The second annual Pet Cat Walk to benefit the Hancock County SPCA will be at the Pemetic School on Sunday, May 10 with registration beginning at 10 a.m. and the walk starting at 10:30a.m. The suggested donation is $5 per animal. Call CeCelia at 479-3022 with any questions.

The 51st Annual Down East Fair at Church of our Father in Hulls Cove will be on Saturday, July 18. The fair committee is collecting auction items, antiques, books, jewelry, toys, white elephant items, linens, yarns, crafts, tools silent auction items and good clean clothing for the boutique. No appliances or computers. Please deliver to the parish hall. For more information call 288-5193. Thanks for your support!

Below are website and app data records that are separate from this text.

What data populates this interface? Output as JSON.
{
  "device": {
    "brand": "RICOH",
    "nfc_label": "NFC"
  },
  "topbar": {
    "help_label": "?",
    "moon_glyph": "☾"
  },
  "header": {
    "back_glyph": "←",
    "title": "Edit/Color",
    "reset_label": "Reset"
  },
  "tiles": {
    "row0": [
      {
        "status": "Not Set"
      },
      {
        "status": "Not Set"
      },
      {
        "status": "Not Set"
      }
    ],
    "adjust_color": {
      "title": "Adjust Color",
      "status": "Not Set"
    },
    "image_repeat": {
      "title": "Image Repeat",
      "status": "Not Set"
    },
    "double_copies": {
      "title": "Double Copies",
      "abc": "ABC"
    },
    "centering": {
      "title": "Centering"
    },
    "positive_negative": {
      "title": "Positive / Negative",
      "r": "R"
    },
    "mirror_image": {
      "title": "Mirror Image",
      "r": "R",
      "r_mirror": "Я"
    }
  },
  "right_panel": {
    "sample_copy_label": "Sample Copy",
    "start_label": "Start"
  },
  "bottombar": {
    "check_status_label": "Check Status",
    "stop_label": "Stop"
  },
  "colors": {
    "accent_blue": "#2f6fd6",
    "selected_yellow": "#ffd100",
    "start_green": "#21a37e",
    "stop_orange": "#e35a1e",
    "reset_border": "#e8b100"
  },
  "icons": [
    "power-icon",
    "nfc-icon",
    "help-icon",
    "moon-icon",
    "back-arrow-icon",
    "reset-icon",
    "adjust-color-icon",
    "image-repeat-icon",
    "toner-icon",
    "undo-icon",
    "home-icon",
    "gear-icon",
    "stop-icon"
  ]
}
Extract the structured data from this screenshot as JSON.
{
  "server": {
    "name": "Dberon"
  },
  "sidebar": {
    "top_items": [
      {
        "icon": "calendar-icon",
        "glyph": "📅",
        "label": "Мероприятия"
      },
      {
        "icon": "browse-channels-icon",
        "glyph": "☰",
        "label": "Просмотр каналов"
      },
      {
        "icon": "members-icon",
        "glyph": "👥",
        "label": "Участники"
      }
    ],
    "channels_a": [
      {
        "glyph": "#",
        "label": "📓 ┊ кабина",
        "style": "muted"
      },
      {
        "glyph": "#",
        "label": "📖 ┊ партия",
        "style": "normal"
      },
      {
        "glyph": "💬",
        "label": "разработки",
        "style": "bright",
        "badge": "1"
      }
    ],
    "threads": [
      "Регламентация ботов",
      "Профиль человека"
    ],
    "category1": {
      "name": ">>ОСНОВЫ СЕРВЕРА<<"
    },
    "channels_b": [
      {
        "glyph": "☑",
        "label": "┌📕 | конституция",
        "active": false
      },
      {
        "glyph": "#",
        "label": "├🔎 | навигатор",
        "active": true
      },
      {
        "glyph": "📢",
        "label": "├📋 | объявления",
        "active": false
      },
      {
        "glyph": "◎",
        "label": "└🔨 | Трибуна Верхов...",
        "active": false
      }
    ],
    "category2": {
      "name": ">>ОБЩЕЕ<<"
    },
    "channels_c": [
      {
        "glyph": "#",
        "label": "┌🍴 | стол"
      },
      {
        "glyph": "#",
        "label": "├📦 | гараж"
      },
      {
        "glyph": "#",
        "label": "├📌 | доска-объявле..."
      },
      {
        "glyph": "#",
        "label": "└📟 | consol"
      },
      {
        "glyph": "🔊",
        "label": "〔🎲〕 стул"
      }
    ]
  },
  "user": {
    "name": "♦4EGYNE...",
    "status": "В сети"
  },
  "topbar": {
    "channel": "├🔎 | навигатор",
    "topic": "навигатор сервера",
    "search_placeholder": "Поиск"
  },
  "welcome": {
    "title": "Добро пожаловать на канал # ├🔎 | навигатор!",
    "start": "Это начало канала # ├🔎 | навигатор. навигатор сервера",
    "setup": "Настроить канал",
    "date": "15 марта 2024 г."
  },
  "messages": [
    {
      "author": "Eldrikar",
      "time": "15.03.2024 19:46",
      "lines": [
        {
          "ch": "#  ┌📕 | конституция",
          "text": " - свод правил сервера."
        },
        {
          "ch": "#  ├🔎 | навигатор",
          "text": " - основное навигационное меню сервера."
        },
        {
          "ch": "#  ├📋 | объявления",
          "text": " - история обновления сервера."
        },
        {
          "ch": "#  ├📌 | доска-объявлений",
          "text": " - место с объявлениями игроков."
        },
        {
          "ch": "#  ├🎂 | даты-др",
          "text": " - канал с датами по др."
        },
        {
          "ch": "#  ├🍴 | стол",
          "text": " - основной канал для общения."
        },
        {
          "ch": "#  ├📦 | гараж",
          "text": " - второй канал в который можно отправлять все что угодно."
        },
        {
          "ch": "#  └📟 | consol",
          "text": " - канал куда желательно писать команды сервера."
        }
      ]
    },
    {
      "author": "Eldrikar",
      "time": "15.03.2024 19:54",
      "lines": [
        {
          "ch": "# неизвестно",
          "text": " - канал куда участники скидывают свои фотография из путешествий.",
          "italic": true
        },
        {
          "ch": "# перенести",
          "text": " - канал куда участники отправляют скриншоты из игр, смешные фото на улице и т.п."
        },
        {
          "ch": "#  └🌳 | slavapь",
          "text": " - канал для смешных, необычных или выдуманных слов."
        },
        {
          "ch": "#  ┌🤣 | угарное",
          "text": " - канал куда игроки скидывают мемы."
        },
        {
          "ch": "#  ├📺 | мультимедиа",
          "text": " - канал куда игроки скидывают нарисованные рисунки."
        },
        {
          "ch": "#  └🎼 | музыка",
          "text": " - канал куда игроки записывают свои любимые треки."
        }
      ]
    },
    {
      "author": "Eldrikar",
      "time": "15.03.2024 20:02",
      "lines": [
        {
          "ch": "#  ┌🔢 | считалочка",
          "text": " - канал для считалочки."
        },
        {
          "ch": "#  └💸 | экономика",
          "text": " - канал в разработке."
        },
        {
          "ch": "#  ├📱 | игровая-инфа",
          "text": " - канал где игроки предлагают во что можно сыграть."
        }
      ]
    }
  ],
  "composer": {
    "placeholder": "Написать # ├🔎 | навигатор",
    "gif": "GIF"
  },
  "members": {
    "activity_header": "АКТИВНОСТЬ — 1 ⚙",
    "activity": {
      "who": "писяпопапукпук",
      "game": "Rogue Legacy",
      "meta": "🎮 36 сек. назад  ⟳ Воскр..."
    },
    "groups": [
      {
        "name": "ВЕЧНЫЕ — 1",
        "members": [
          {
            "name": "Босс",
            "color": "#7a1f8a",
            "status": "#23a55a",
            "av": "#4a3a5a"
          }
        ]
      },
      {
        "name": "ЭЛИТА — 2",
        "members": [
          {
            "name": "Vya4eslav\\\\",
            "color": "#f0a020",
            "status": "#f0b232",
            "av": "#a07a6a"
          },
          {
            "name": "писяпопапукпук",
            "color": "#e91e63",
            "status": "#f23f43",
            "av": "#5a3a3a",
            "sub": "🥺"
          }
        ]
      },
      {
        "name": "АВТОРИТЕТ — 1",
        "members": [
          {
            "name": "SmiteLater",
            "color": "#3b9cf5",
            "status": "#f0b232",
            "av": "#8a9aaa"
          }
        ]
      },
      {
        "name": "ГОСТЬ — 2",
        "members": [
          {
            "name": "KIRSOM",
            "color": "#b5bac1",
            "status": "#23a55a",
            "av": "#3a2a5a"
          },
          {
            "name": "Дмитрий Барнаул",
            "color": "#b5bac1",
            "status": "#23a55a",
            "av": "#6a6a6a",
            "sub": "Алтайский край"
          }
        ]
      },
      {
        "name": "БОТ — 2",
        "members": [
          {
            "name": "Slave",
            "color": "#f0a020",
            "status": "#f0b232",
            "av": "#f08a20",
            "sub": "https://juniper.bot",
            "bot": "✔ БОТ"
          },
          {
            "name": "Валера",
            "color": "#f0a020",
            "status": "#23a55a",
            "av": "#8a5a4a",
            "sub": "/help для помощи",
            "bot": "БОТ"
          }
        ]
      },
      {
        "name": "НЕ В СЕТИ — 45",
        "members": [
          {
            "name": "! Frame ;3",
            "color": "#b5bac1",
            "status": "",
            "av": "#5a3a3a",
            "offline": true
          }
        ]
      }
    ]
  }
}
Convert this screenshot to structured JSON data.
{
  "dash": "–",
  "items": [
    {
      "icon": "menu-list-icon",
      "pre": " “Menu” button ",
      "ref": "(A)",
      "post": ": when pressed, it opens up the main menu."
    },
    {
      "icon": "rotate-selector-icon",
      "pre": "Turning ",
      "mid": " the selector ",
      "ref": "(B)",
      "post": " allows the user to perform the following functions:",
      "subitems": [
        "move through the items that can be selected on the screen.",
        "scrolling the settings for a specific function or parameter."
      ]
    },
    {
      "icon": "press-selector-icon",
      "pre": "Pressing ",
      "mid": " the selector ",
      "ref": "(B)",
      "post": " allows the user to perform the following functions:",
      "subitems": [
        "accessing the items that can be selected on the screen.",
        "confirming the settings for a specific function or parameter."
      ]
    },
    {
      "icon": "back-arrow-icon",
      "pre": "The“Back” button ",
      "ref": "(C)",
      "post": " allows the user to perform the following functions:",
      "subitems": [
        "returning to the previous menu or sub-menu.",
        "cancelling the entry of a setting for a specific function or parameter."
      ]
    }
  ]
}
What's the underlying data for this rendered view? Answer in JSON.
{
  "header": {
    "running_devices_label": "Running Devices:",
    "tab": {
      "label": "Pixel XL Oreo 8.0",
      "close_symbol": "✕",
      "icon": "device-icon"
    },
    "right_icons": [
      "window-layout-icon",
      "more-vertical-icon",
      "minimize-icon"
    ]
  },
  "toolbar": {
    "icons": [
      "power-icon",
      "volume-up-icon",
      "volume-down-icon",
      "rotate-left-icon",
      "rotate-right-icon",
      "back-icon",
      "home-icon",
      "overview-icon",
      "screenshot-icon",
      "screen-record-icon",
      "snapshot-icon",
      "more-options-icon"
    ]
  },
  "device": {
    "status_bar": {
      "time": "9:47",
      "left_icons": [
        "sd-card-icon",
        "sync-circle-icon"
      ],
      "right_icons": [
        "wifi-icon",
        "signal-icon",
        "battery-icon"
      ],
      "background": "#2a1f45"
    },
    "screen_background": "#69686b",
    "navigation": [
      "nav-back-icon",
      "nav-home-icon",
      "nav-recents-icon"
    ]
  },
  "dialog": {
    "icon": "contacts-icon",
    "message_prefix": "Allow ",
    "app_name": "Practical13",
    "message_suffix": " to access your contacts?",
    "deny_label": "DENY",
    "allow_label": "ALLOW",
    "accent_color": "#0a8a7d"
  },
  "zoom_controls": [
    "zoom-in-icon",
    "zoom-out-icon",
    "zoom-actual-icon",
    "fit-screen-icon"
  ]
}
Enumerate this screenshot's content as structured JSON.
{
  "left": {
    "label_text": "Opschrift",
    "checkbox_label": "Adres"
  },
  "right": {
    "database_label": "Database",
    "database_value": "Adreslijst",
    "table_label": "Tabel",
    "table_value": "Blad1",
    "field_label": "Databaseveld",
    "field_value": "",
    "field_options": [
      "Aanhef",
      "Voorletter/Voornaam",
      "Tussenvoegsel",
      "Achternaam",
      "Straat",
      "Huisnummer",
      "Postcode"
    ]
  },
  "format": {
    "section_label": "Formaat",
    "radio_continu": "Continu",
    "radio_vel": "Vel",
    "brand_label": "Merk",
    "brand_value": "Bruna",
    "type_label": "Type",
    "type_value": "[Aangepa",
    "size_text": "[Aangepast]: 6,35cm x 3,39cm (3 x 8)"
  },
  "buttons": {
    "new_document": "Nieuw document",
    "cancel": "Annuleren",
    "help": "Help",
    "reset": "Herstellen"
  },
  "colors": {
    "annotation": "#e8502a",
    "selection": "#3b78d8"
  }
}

I really did not plan it this way, but it turns out that Elizabeth King’s son S. Leslie “Les” King was the last person to officially walk the town lines of Southwest Harbor. Les complained ever since the State of Maine dropped the requirement of each town to walk their town lines every other year that the town should still do it even thought they weren’t required. I guess the folks at the Bass Harbor Woods development can see the wisdom of Les’s words now that the National Park Service has come up with their version of the Southwest Harbor-Tremont town boundaries. It’s always good to know your history.

On the subject of land, just over half the land in Southwest Harbor is National Park land. How and when did the park acquire so much land here on the Backside?

If you’re disappointed that there isn’t more news about your area of community interest, please contact me with information about events and accomplishments in Southwest Harbor. I here at [email protected], 667-2544, or P.O. Box 144 Southwest Harbor ME 04679. Happy May.

Nicole Ouellette

Nicole Ouellette

When Nicole isn't giving advice she's completely unqualified to give, she runs an Internet marketing company in Bar Harbor, where she lives with her husband Derrick and their short dog Gidget. She loves young adult novels, cooking and talking French to anyone who'll talk back. [email protected]